== Segment start ==

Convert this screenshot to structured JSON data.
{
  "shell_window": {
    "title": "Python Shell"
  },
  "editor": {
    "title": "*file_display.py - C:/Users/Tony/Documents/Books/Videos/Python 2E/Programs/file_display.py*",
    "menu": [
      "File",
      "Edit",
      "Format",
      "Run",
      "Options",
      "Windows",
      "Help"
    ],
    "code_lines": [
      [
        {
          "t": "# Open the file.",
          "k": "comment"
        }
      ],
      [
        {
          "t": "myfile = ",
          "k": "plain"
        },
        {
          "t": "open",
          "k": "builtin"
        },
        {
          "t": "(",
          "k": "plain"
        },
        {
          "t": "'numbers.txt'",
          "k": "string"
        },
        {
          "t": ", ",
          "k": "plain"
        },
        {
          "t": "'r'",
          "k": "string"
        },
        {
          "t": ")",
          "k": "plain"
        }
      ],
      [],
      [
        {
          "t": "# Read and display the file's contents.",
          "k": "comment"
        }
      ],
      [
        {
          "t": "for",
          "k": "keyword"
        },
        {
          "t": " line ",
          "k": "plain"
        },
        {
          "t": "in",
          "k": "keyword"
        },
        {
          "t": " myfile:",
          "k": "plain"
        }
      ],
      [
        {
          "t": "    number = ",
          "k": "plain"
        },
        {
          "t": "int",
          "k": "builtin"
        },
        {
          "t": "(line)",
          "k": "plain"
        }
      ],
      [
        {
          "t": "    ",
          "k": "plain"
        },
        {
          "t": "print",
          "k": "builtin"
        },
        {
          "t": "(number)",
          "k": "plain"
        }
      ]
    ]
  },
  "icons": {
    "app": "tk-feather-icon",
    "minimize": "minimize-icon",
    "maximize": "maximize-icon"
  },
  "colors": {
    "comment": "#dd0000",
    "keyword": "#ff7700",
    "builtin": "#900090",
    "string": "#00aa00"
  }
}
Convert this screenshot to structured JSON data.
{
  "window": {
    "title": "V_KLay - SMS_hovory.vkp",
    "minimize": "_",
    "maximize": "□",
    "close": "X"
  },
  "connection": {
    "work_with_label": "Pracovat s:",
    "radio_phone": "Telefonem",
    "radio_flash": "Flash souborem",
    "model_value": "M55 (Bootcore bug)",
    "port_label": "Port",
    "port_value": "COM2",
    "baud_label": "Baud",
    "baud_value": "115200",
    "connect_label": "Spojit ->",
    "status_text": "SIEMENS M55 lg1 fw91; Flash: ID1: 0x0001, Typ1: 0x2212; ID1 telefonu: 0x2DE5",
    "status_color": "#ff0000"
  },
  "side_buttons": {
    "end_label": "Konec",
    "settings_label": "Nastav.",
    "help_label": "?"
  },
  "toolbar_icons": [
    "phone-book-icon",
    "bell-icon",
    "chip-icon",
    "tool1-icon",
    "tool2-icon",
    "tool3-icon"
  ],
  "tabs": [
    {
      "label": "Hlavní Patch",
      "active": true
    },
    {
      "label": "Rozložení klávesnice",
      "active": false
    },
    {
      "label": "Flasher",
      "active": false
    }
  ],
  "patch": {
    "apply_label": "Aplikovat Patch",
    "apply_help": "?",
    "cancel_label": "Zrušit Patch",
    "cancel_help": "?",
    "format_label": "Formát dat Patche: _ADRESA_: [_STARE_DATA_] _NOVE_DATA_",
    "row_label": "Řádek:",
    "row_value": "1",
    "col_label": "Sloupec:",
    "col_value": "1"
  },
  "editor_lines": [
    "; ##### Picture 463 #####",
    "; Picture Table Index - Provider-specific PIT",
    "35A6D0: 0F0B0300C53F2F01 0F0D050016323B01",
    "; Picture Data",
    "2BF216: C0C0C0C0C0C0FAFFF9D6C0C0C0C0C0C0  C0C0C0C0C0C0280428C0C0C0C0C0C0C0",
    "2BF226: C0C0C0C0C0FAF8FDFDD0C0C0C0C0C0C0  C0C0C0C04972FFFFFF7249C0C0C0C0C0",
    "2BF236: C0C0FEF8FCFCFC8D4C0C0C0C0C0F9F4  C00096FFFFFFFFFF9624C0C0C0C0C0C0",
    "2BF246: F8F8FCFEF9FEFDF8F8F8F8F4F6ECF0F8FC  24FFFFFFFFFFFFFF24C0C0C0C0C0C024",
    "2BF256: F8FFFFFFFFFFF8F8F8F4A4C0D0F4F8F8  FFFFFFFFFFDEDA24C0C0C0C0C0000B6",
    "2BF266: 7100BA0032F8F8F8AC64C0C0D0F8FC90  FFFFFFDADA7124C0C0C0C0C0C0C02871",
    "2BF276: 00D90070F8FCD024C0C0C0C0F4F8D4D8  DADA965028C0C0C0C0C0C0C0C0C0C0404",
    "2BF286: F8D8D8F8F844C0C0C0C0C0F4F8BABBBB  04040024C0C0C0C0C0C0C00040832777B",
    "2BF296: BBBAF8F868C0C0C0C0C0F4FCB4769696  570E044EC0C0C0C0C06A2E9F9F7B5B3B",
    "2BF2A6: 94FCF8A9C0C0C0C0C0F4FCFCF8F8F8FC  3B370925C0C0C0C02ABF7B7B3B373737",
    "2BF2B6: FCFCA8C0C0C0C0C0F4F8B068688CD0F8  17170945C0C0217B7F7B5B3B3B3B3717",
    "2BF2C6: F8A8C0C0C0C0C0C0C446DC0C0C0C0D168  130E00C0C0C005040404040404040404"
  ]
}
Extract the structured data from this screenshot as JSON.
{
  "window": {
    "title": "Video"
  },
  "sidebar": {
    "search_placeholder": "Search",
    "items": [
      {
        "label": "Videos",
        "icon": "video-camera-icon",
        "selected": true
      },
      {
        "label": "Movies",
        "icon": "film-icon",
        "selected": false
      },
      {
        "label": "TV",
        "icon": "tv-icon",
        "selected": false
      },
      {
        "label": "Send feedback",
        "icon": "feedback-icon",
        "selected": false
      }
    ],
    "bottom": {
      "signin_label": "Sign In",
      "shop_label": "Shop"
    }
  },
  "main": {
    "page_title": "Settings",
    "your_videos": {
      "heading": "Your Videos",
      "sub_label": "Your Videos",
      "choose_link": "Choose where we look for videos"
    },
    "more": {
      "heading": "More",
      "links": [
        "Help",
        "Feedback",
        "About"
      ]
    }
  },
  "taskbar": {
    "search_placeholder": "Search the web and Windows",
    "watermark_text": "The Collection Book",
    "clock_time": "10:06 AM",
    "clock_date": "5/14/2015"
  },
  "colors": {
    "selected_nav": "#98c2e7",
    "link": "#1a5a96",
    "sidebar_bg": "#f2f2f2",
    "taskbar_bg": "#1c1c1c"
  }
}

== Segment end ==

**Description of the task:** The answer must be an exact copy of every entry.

**Exercise output:**
Convert this screenshot to structured JSON data.
{
  "shell_window": {
    "title": "Python Shell"
  },
  "editor": {
    "title": "*file_display.py - C:/Users/Tony/Documents/Books/Videos/Python 2E/Programs/file_display.py*",
    "menu": [
      "File",
      "Edit",
      "Format",
      "Run",
      "Options",
      "Windows",
      "Help"
    ],
    "code_lines": [
      [
        {
          "t": "# Open the file.",
          "k": "comment"
        }
      ],
      [
        {
          "t": "myfile = ",
          "k": "plain"
        },
        {
          "t": "open",
          "k": "builtin"
        },
        {
          "t": "(",
          "k": "plain"
        },
        {
          "t": "'numbers.txt'",
          "k": "string"
        },
        {
          "t": ", ",
          "k": "plain"
        },
        {
          "t": "'r'",
          "k": "string"
        },
        {
          "t": ")",
          "k": "plain"
        }
      ],
      [],
      [
        {
          "t": "# Read and display the file's contents.",
          "k": "comment"
        }
      ],
      [
        {
          "t": "for",
          "k": "keyword"
        },
        {
          "t": " line ",
          "k": "plain"
        },
        {
          "t": "in",
          "k": "keyword"
        },
        {
          "t": " myfile:",
          "k": "plain"
        }
      ],
      [
        {
          "t": "    number = ",
          "k": "plain"
        },
        {
          "t": "int",
          "k": "builtin"
        },
        {
          "t": "(line)",
          "k": "plain"
        }
      ],
      [
        {
          "t": "    ",
          "k": "plain"
        },
        {
          "t": "print",
          "k": "builtin"
        },
        {
          "t": "(number)",
          "k": "plain"
        }
      ]
    ]
  },
  "icons": {
    "app": "tk-feather-icon",
    "minimize": "minimize-icon",
    "maximize": "maximize-icon"
  },
  "colors": {
    "comment": "#dd0000",
    "keyword": "#ff7700",
    "builtin": "#900090",
    "string": "#00aa00"
  }
}
Convert this screenshot to structured JSON data.
{
  "window": {
    "title": "V_KLay - SMS_hovory.vkp",
    "minimize": "_",
    "maximize": "□",
    "close": "X"
  },
  "connection": {
    "work_with_label": "Pracovat s:",
    "radio_phone": "Telefonem",
    "radio_flash": "Flash souborem",
    "model_value": "M55 (Bootcore bug)",
    "port_label": "Port",
    "port_value": "COM2",
    "baud_label": "Baud",
    "baud_value": "115200",
    "connect_label": "Spojit ->",
    "status_text": "SIEMENS M55 lg1 fw91; Flash: ID1: 0x0001, Typ1: 0x2212; ID1 telefonu: 0x2DE5",
    "status_color": "#ff0000"
  },
  "side_buttons": {
    "end_label": "Konec",
    "settings_label": "Nastav.",
    "help_label": "?"
  },
  "toolbar_icons": [
    "phone-book-icon",
    "bell-icon",
    "chip-icon",
    "tool1-icon",
    "tool2-icon",
    "tool3-icon"
  ],
  "tabs": [
    {
      "label": "Hlavní Patch",
      "active": true
    },
    {
      "label": "Rozložení klávesnice",
      "active": false
    },
    {
      "label": "Flasher",
      "active": false
    }
  ],
  "patch": {
    "apply_label": "Aplikovat Patch",
    "apply_help": "?",
    "cancel_label": "Zrušit Patch",
    "cancel_help": "?",
    "format_label": "Formát dat Patche: _ADRESA_: [_STARE_DATA_] _NOVE_DATA_",
    "row_label": "Řádek:",
    "row_value": "1",
    "col_label": "Sloupec:",
    "col_value": "1"
  },
  "editor_lines": [
    "; ##### Picture 463 #####",
    "; Picture Table Index - Provider-specific PIT",
    "35A6D0: 0F0B0300C53F2F01 0F0D050016323B01",
    "; Picture Data",
    "2BF216: C0C0C0C0C0C0FAFFF9D6C0C0C0C0C0C0  C0C0C0C0C0C0280428C0C0C0C0C0C0C0",
    "2BF226: C0C0C0C0C0FAF8FDFDD0C0C0C0C0C0C0  C0C0C0C04972FFFFFF7249C0C0C0C0C0",
    "2BF236: C0C0FEF8FCFCFC8D4C0C0C0C0C0F9F4  C00096FFFFFFFFFF9624C0C0C0C0C0C0",
    "2BF246: F8F8FCFEF9FEFDF8F8F8F8F4F6ECF0F8FC  24FFFFFFFFFFFFFF24C0C0C0C0C0C024",
    "2BF256: F8FFFFFFFFFFF8F8F8F4A4C0D0F4F8F8  FFFFFFFFFFDEDA24C0C0C0C0C0000B6",
    "2BF266: 7100BA0032F8F8F8AC64C0C0D0F8FC90  FFFFFFDADA7124C0C0C0C0C0C0C02871",
    "2BF276: 00D90070F8FCD024C0C0C0C0F4F8D4D8  DADA965028C0C0C0C0C0C0C0C0C0C0404",
    "2BF286: F8D8D8F8F844C0C0C0C0C0F4F8BABBBB  04040024C0C0C0C0C0C0C00040832777B",
    "2BF296: BBBAF8F868C0C0C0C0C0F4FCB4769696  570E044EC0C0C0C0C06A2E9F9F7B5B3B",
    "2BF2A6: 94FCF8A9C0C0C0C0C0F4FCFCF8F8F8FC  3B370925C0C0C0C02ABF7B7B3B373737",
    "2BF2B6: FCFCA8C0C0C0C0C0F4F8B068688CD0F8  17170945C0C0217B7F7B5B3B3B3B3717",
    "2BF2C6: F8A8C0C0C0C0C0C0C446DC0C0C0C0D168  130E00C0C0C005040404040404040404"
  ]
}
Extract the structured data from this screenshot as JSON.
{
  "window": {
    "title": "Video"
  },
  "sidebar": {
    "search_placeholder": "Search",
    "items": [
      {
        "label": "Videos",
        "icon": "video-camera-icon",
        "selected": true
      },
      {
        "label": "Movies",
        "icon": "film-icon",
        "selected": false
      },
      {
        "label": "TV",
        "icon": "tv-icon",
        "selected": false
      },
      {
        "label": "Send feedback",
        "icon": "feedback-icon",
        "selected": false
      }
    ],
    "bottom": {
      "signin_label": "Sign In",
      "shop_label": "Shop"
    }
  },
  "main": {
    "page_title": "Settings",
    "your_videos": {
      "heading": "Your Videos",
      "sub_label": "Your Videos",
      "choose_link": "Choose where we look for videos"
    },
    "more": {
      "heading": "More",
      "links": [
        "Help",
        "Feedback",
        "About"
      ]
    }
  },
  "taskbar": {
    "search_placeholder": "Search the web and Windows",
    "watermark_text": "The Collection Book",
    "clock_time": "10:06 AM",
    "clock_date": "5/14/2015"
  },
  "colors": {
    "selected_nav": "#98c2e7",
    "link": "#1a5a96",
    "sidebar_bg": "#f2f2f2",
    "taskbar_bg": "#1c1c1c"
  }
}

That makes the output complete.